ACTIVITY: Below are records; copy every line among them that contains the word "icon".

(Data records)
····················
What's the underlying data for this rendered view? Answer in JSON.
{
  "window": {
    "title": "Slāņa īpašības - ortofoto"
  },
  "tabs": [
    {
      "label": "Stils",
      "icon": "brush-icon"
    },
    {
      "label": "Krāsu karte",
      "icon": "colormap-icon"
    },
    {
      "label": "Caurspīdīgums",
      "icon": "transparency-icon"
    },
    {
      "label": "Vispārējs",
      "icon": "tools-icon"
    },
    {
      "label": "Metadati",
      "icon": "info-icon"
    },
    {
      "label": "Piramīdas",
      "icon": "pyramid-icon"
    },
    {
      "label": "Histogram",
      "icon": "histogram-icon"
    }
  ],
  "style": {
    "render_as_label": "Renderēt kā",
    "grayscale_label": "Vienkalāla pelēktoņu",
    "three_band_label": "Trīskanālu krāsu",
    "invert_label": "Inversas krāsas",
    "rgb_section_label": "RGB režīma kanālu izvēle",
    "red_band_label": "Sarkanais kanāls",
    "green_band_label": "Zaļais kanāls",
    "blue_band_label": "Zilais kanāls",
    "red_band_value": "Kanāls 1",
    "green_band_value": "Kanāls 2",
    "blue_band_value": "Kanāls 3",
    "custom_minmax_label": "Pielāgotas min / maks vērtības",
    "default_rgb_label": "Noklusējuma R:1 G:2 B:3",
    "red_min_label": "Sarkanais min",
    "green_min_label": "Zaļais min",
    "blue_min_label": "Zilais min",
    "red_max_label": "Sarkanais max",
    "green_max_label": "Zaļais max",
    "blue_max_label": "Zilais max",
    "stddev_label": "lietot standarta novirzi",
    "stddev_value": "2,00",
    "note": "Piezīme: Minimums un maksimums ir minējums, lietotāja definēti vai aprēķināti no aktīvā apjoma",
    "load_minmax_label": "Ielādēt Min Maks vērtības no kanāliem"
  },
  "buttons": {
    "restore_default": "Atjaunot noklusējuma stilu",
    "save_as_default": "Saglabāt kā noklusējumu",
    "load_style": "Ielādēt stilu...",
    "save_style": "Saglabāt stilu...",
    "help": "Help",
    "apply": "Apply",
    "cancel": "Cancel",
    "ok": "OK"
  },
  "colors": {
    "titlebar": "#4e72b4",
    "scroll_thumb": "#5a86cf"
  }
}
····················
RESPONSE TO THE EXERCISE:
      "icon": "brush-icon"
      "icon": "colormap-icon"
      "icon": "transparency-icon"
      "icon": "tools-icon"
      "icon": "info-icon"
      "icon": "pyramid-icon"
      "icon": "histogram-icon"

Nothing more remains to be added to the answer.